Panama City police give spring break advice to students


Photo courtesy of MCT Campus.

Rachel Hagenbaugh

Whether spring break consists of driving to Myrtle Beach, S.C., or flying to Panama City, Fla., there are some safety precautions students can take to ensure a safe, fun and jail-free vacation.

Robert Harding, chief of police at the Panama City Beach Police Department, said about 350,000 people came to Panama City for spring break. Of those 350,000 people, about 2,000 were arrested. He said typically 1 to 3 percent of the people who come to Panama City for spring break get arrested.

“Students can go home with great memories as long as they use good common sense,” Harding said.

Students need to carry their state ID cards or licenses on them at all times, Harding said. Whether the students are on the beach or in a club, they need to have their identification with them, especially if they are drinking.

Harding said he advises everyone to be a responsible drinker. He said students need to practice “self-responsibility tactics” and to know their limitations.

“An excess of alcohol can turn into a poison,” Harding said.

Students also need to be aware of specific laws each state has, Harding said. In Florida, the seatbelt law requires that everyone in the vehicle must have a seatbelt on. Harding said it’s also important that students keep the stereo down. Students need to be aware of their surroundings and pay attention to what is going on around them, Harding said.

“If it will get you in trouble at home, it will get you in trouble here,” Harding said.

In Panama City, laws allow people to drink at their hotel or condo property, in bars and clubs and on the beach as long as it’s not in a glass container. Harding said as long as people stay within those limits, they won’t have any problems. People cannot walk on the sidewalks or streets with an alcoholic beverage or they will be stopped, he said.

Harding said students should never go off on their own or leave their friends by themselves. They need to remember to use the “buddy system.”

“Whether you’re in a bar, club, restaurant or on the beach, never assume that it’s a safe place to wander around,” Harding said.

If students have any questions or concerns about anything, they can always flag down a police officer, Harding said.

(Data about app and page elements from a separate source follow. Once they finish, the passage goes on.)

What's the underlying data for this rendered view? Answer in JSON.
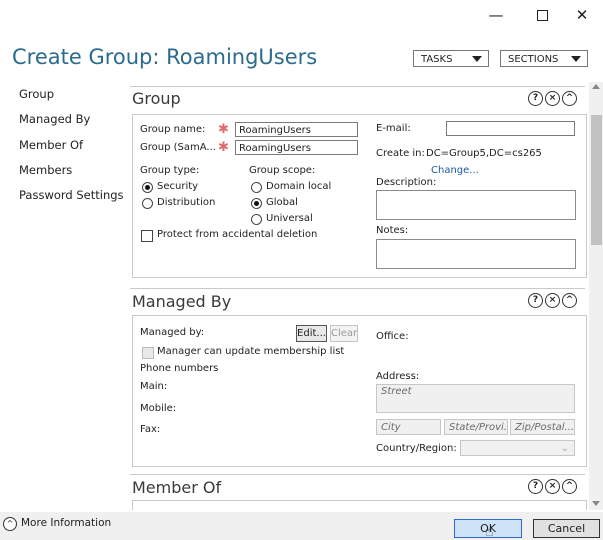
{
  "window": {
    "title_fragment": "... ... ..... ...... ..."
  },
  "header": {
    "title": "Create Group: RoamingUsers",
    "tasks_label": "TASKS",
    "sections_label": "SECTIONS"
  },
  "nav": {
    "items": [
      {
        "label": "Group"
      },
      {
        "label": "Managed By"
      },
      {
        "label": "Member Of"
      },
      {
        "label": "Members"
      },
      {
        "label": "Password Settings"
      }
    ]
  },
  "group_section": {
    "title": "Group",
    "group_name_label": "Group name:",
    "group_name_value": "RoamingUsers",
    "sam_label": "Group (SamA...",
    "sam_value": "RoamingUsers",
    "group_type_label": "Group type:",
    "group_type_options": [
      "Security",
      "Distribution"
    ],
    "group_type_selected": "Security",
    "group_scope_label": "Group scope:",
    "group_scope_options": [
      "Domain local",
      "Global",
      "Universal"
    ],
    "group_scope_selected": "Global",
    "protect_label": "Protect from accidental deletion",
    "email_label": "E-mail:",
    "email_value": "",
    "create_in_label": "Create in:",
    "create_in_value": "DC=Group5,DC=cs265",
    "change_link": "Change...",
    "description_label": "Description:",
    "notes_label": "Notes:"
  },
  "managed_by_section": {
    "title": "Managed By",
    "managed_by_label": "Managed by:",
    "edit_button": "Edit...",
    "clear_button": "Clear",
    "manager_update_label": "Manager can update membership list",
    "phone_numbers_label": "Phone numbers",
    "main_label": "Main:",
    "mobile_label": "Mobile:",
    "fax_label": "Fax:",
    "office_label": "Office:",
    "address_label": "Address:",
    "street_placeholder": "Street",
    "city_placeholder": "City",
    "state_placeholder": "State/Provi...",
    "zip_placeholder": "Zip/Postal...",
    "country_label": "Country/Region:"
  },
  "member_of_section": {
    "title": "Member Of"
  },
  "section_controls": {
    "help": "?",
    "close": "×",
    "collapse": "^"
  },
  "footer": {
    "more_info": "More Information",
    "ok": "OK",
    "cancel": "Cancel"
  }
}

“Students can have a great time if they just use common sense, manners and don’t get out of hand,” Harding said.

Contact Rachel Hagenbaugh at [email protected].